▸ **Instructions for the task**
An exact copy of every entry is needed, without the pictures.

(Collected data entries)

══════════════════════════════

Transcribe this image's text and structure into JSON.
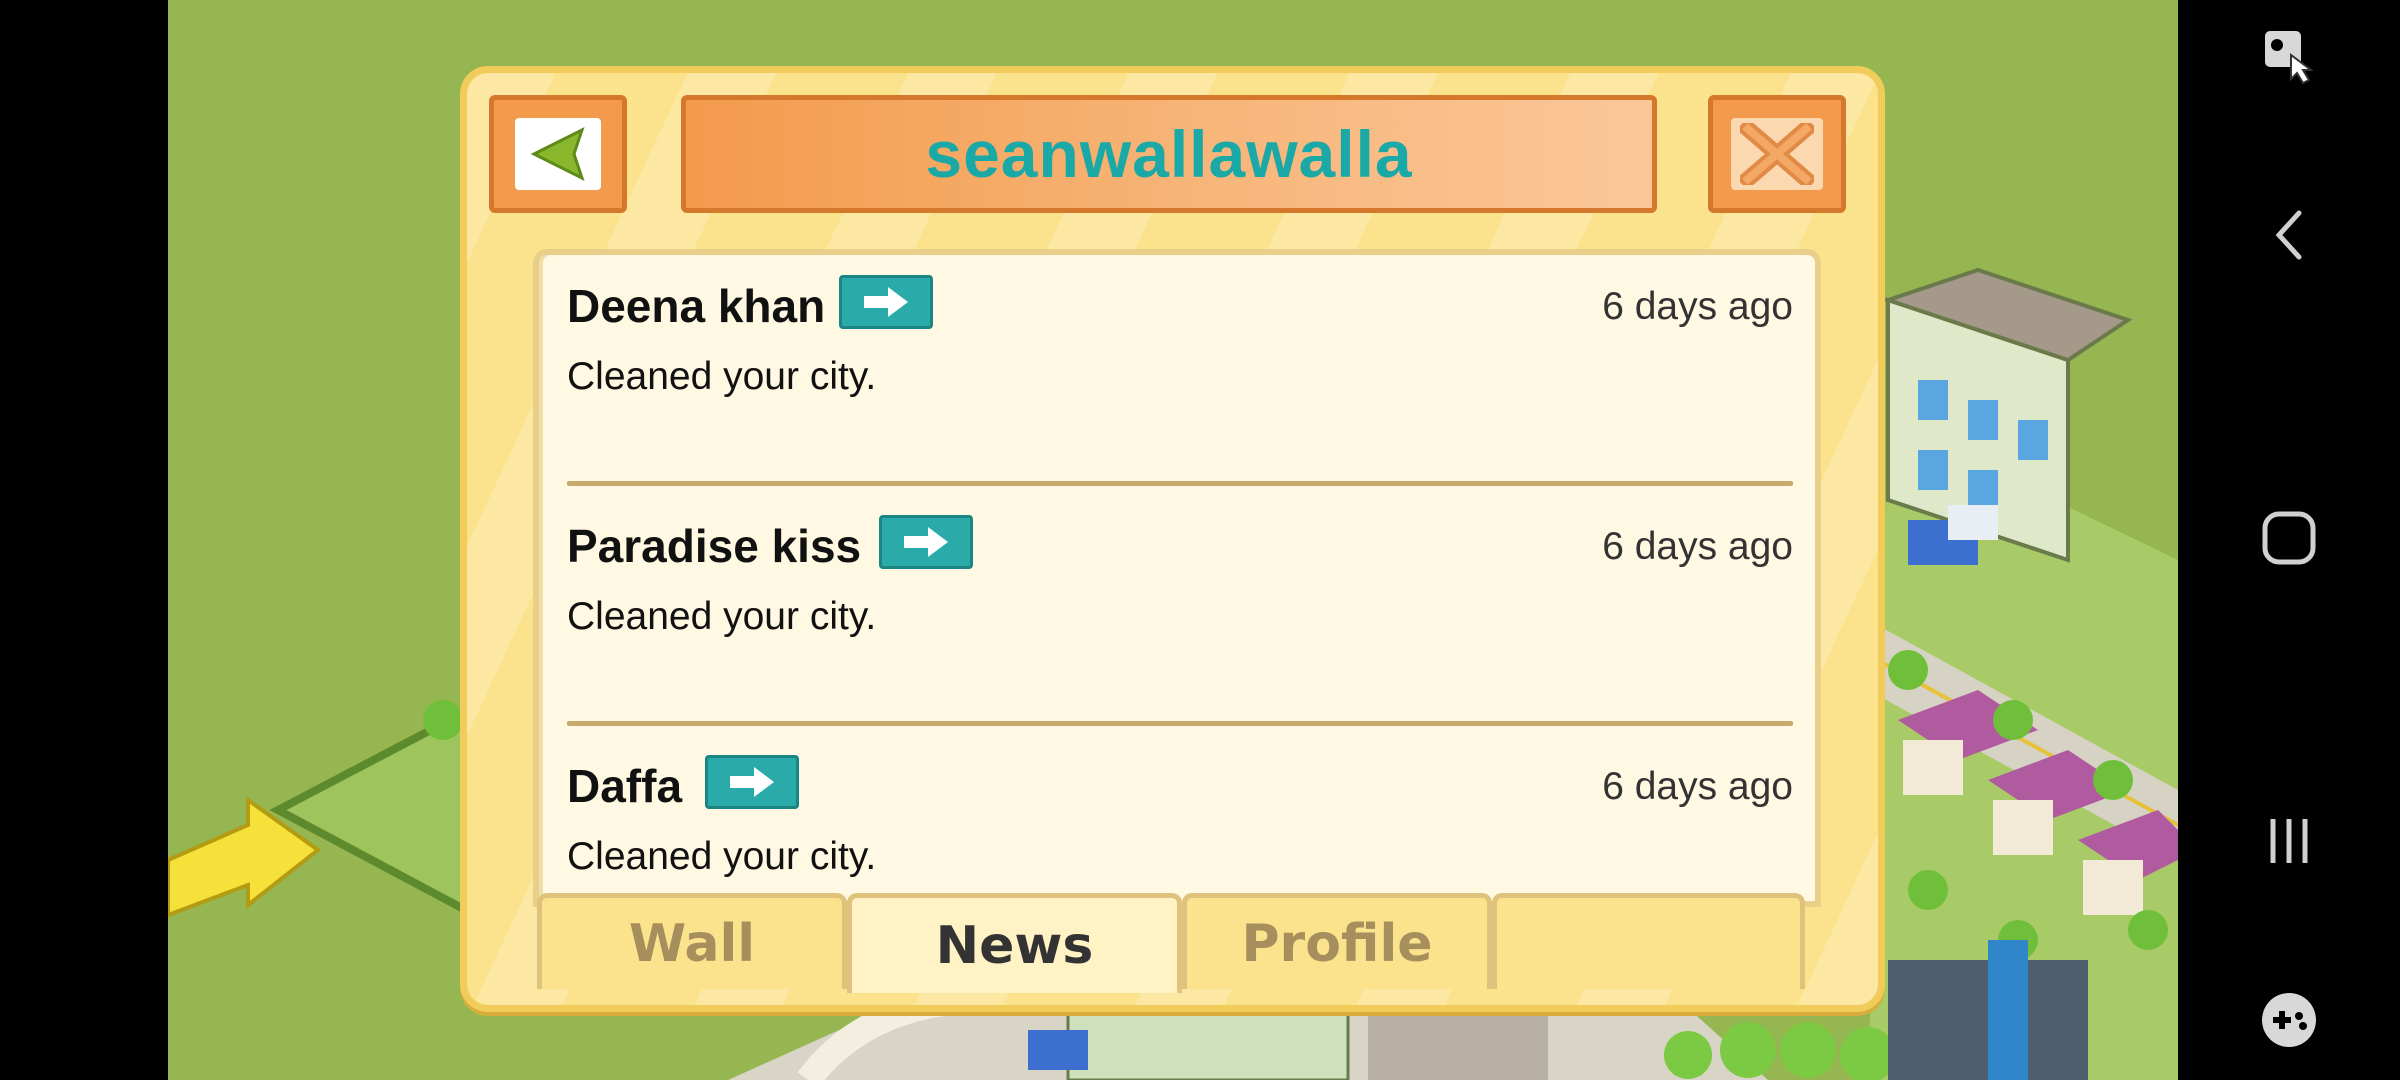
{
  "dialog": {
    "title": "seanwallawalla",
    "back_icon": "triangle-left-icon",
    "close_icon": "x-icon"
  },
  "feed": {
    "items": [
      {
        "name": "Deena khan",
        "time": "6 days ago",
        "message": "Cleaned your city."
      },
      {
        "name": "Paradise kiss",
        "time": "6 days ago",
        "message": "Cleaned your city."
      },
      {
        "name": "Daffa",
        "time": "6 days ago",
        "message": "Cleaned your city."
      }
    ]
  },
  "tabs": [
    {
      "label": "Wall",
      "active": false
    },
    {
      "label": "News",
      "active": true
    },
    {
      "label": "Profile",
      "active": false
    },
    {
      "label": "",
      "active": false
    }
  ],
  "navbar": {
    "icons": [
      "screenshot-tool-icon",
      "back-icon",
      "home-icon",
      "recents-icon",
      "game-tools-icon"
    ]
  },
  "colors": {
    "title": "#1aa9a6",
    "arrow_button": "#2aaba9",
    "dialog_bg": "#fbe38d",
    "header_orange": "#f39a4c"
  }
}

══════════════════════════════

▸ **Written answer**
Transcribe this image's text and structure into JSON.
{
  "dialog": {
    "title": "seanwallawalla",
    "back_icon": "triangle-left-icon",
    "close_icon": "x-icon"
  },
  "feed": {
    "items": [
      {
        "name": "Deena khan",
        "time": "6 days ago",
        "message": "Cleaned your city."
      },
      {
        "name": "Paradise kiss",
        "time": "6 days ago",
        "message": "Cleaned your city."
      },
      {
        "name": "Daffa",
        "time": "6 days ago",
        "message": "Cleaned your city."
      }
    ]
  },
  "tabs": [
    {
      "label": "Wall",
      "active": false
    },
    {
      "label": "News",
      "active": true
    },
    {
      "label": "Profile",
      "active": false
    },
    {
      "label": "",
      "active": false
    }
  ],
  "navbar": {
    "icons": [
      "screenshot-tool-icon",
      "back-icon",
      "home-icon",
      "recents-icon",
      "game-tools-icon"
    ]
  },
  "colors": {
    "title": "#1aa9a6",
    "arrow_button": "#2aaba9",
    "dialog_bg": "#fbe38d",
    "header_orange": "#f39a4c"
  }
}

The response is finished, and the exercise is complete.